(Exercise brief):
Make an exact copy of every entry, leaving the pictures out.

[App and web page records]
-*-

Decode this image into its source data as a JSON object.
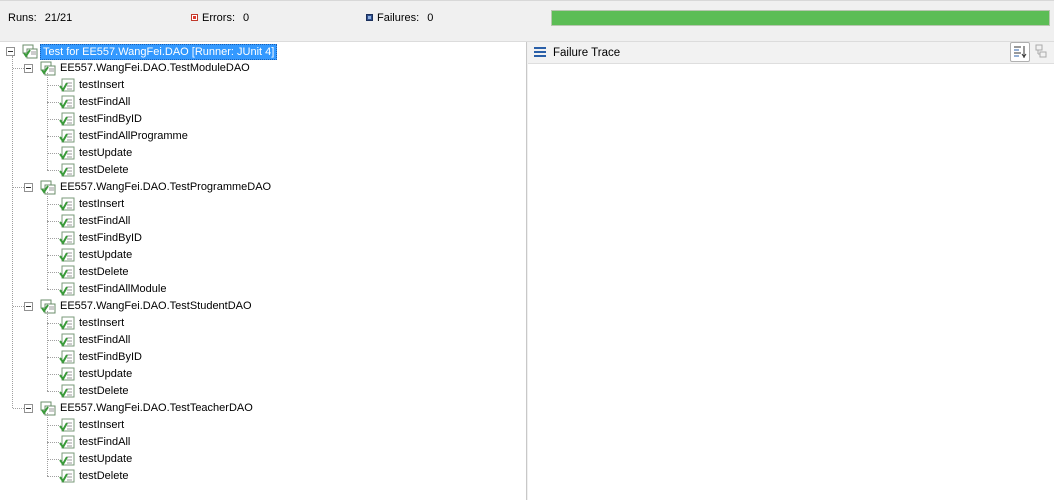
{
  "status": {
    "runs_label": "Runs:",
    "runs_value": "21/21",
    "errors_label": "Errors:",
    "errors_value": "0",
    "failures_label": "Failures:",
    "failures_value": "0",
    "progress_fraction": 1.0,
    "progress_color": "#5cbd55"
  },
  "tree": {
    "root_label": "Test for EE557.WangFei.DAO [Runner: JUnit 4]",
    "suites": [
      {
        "label": "EE557.WangFei.DAO.TestModuleDAO",
        "tests": [
          "testInsert",
          "testFindAll",
          "testFindByID",
          "testFindAllProgramme",
          "testUpdate",
          "testDelete"
        ]
      },
      {
        "label": "EE557.WangFei.DAO.TestProgrammeDAO",
        "tests": [
          "testInsert",
          "testFindAll",
          "testFindByID",
          "testUpdate",
          "testDelete",
          "testFindAllModule"
        ]
      },
      {
        "label": "EE557.WangFei.DAO.TestStudentDAO",
        "tests": [
          "testInsert",
          "testFindAll",
          "testFindByID",
          "testUpdate",
          "testDelete"
        ]
      },
      {
        "label": "EE557.WangFei.DAO.TestTeacherDAO",
        "tests": [
          "testInsert",
          "testFindAll",
          "testUpdate",
          "testDelete"
        ]
      }
    ]
  },
  "trace": {
    "title": "Failure Trace",
    "icons": [
      "list-icon",
      "filter-stack-icon",
      "compare-icon"
    ]
  },
  "colors": {
    "selection": "#3399ff",
    "pass": "#3a9a3a",
    "accent": "#2a5fa8"
  }
}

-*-

(Output):
Decode this image into its source data as a JSON object.
{
  "status": {
    "runs_label": "Runs:",
    "runs_value": "21/21",
    "errors_label": "Errors:",
    "errors_value": "0",
    "failures_label": "Failures:",
    "failures_value": "0",
    "progress_fraction": 1.0,
    "progress_color": "#5cbd55"
  },
  "tree": {
    "root_label": "Test for EE557.WangFei.DAO [Runner: JUnit 4]",
    "suites": [
      {
        "label": "EE557.WangFei.DAO.TestModuleDAO",
        "tests": [
          "testInsert",
          "testFindAll",
          "testFindByID",
          "testFindAllProgramme",
          "testUpdate",
          "testDelete"
        ]
      },
      {
        "label": "EE557.WangFei.DAO.TestProgrammeDAO",
        "tests": [
          "testInsert",
          "testFindAll",
          "testFindByID",
          "testUpdate",
          "testDelete",
          "testFindAllModule"
        ]
      },
      {
        "label": "EE557.WangFei.DAO.TestStudentDAO",
        "tests": [
          "testInsert",
          "testFindAll",
          "testFindByID",
          "testUpdate",
          "testDelete"
        ]
      },
      {
        "label": "EE557.WangFei.DAO.TestTeacherDAO",
        "tests": [
          "testInsert",
          "testFindAll",
          "testUpdate",
          "testDelete"
        ]
      }
    ]
  },
  "trace": {
    "title": "Failure Trace",
    "icons": [
      "list-icon",
      "filter-stack-icon",
      "compare-icon"
    ]
  },
  "colors": {
    "selection": "#3399ff",
    "pass": "#3a9a3a",
    "accent": "#2a5fa8"
  }
}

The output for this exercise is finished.